**** ENTRIES SHOWN
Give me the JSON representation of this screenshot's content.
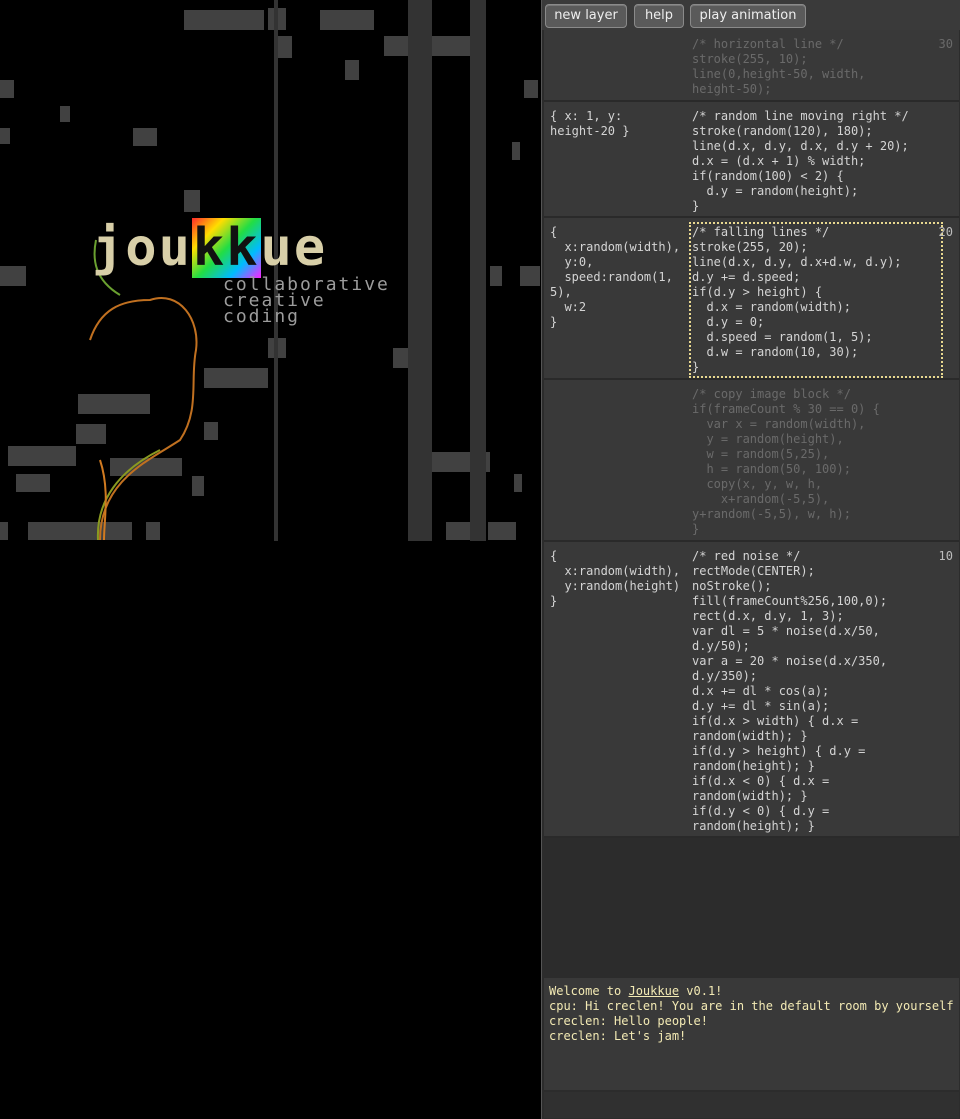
{
  "logo": {
    "pre": "jou",
    "kk": "kk",
    "post": "ue",
    "tagline": [
      "collaborative",
      "creative",
      "coding"
    ]
  },
  "toolbar": {
    "new_layer": "new layer",
    "help": "help",
    "play_animation": "play animation"
  },
  "layers": [
    {
      "state": "",
      "code": "/* horizontal line */\nstroke(255, 10);\nline(0,height-50, width,\nheight-50);",
      "num": "30",
      "dim": true
    },
    {
      "state": "{ x: 1, y:\nheight-20 }",
      "code": "/* random line moving right */\nstroke(random(120), 180);\nline(d.x, d.y, d.x, d.y + 20);\nd.x = (d.x + 1) % width;\nif(random(100) < 2) {\n  d.y = random(height);\n}",
      "num": ""
    },
    {
      "state": "{\n  x:random(width),\n  y:0,\n  speed:random(1,\n5),\n  w:2\n}",
      "code": "/* falling lines */\nstroke(255, 20);\nline(d.x, d.y, d.x+d.w, d.y);\nd.y += d.speed;\nif(d.y > height) {\n  d.x = random(width);\n  d.y = 0;\n  d.speed = random(1, 5);\n  d.w = random(10, 30);\n}",
      "num": "20",
      "active": true
    },
    {
      "state": "",
      "code": "/* copy image block */\nif(frameCount % 30 == 0) {\n  var x = random(width),\n  y = random(height),\n  w = random(5,25),\n  h = random(50, 100);\n  copy(x, y, w, h,\n    x+random(-5,5),\ny+random(-5,5), w, h);\n}",
      "num": "",
      "dim": true
    },
    {
      "state": "{\n  x:random(width),\n  y:random(height)\n}",
      "code": "/* red noise */\nrectMode(CENTER);\nnoStroke();\nfill(frameCount%256,100,0);\nrect(d.x, d.y, 1, 3);\nvar dl = 5 * noise(d.x/50,\nd.y/50);\nvar a = 20 * noise(d.x/350,\nd.y/350);\nd.x += dl * cos(a);\nd.y += dl * sin(a);\nif(d.x > width) { d.x =\nrandom(width); }\nif(d.y > height) { d.y =\nrandom(height); }\nif(d.x < 0) { d.x =\nrandom(width); }\nif(d.y < 0) { d.y =\nrandom(height); }",
      "num": "10"
    }
  ],
  "chat": {
    "welcome_pre": "Welcome to ",
    "welcome_link": "Joukkue",
    "welcome_post": " v0.1!",
    "messages": [
      "cpu: Hi creclen! You are in the default room by yourself",
      "creclen: Hello people!",
      "creclen: Let's jam!"
    ]
  }
}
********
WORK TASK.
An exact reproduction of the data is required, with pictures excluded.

WRITTEN SOLUTION.
Give me the JSON representation of this screenshot's content.
{
  "logo": {
    "pre": "jou",
    "kk": "kk",
    "post": "ue",
    "tagline": [
      "collaborative",
      "creative",
      "coding"
    ]
  },
  "toolbar": {
    "new_layer": "new layer",
    "help": "help",
    "play_animation": "play animation"
  },
  "layers": [
    {
      "state": "",
      "code": "/* horizontal line */\nstroke(255, 10);\nline(0,height-50, width,\nheight-50);",
      "num": "30",
      "dim": true
    },
    {
      "state": "{ x: 1, y:\nheight-20 }",
      "code": "/* random line moving right */\nstroke(random(120), 180);\nline(d.x, d.y, d.x, d.y + 20);\nd.x = (d.x + 1) % width;\nif(random(100) < 2) {\n  d.y = random(height);\n}",
      "num": ""
    },
    {
      "state": "{\n  x:random(width),\n  y:0,\n  speed:random(1,\n5),\n  w:2\n}",
      "code": "/* falling lines */\nstroke(255, 20);\nline(d.x, d.y, d.x+d.w, d.y);\nd.y += d.speed;\nif(d.y > height) {\n  d.x = random(width);\n  d.y = 0;\n  d.speed = random(1, 5);\n  d.w = random(10, 30);\n}",
      "num": "20",
      "active": true
    },
    {
      "state": "",
      "code": "/* copy image block */\nif(frameCount % 30 == 0) {\n  var x = random(width),\n  y = random(height),\n  w = random(5,25),\n  h = random(50, 100);\n  copy(x, y, w, h,\n    x+random(-5,5),\ny+random(-5,5), w, h);\n}",
      "num": "",
      "dim": true
    },
    {
      "state": "{\n  x:random(width),\n  y:random(height)\n}",
      "code": "/* red noise */\nrectMode(CENTER);\nnoStroke();\nfill(frameCount%256,100,0);\nrect(d.x, d.y, 1, 3);\nvar dl = 5 * noise(d.x/50,\nd.y/50);\nvar a = 20 * noise(d.x/350,\nd.y/350);\nd.x += dl * cos(a);\nd.y += dl * sin(a);\nif(d.x > width) { d.x =\nrandom(width); }\nif(d.y > height) { d.y =\nrandom(height); }\nif(d.x < 0) { d.x =\nrandom(width); }\nif(d.y < 0) { d.y =\nrandom(height); }",
      "num": "10"
    }
  ],
  "chat": {
    "welcome_pre": "Welcome to ",
    "welcome_link": "Joukkue",
    "welcome_post": " v0.1!",
    "messages": [
      "cpu: Hi creclen! You are in the default room by yourself",
      "creclen: Hello people!",
      "creclen: Let's jam!"
    ]
  }
}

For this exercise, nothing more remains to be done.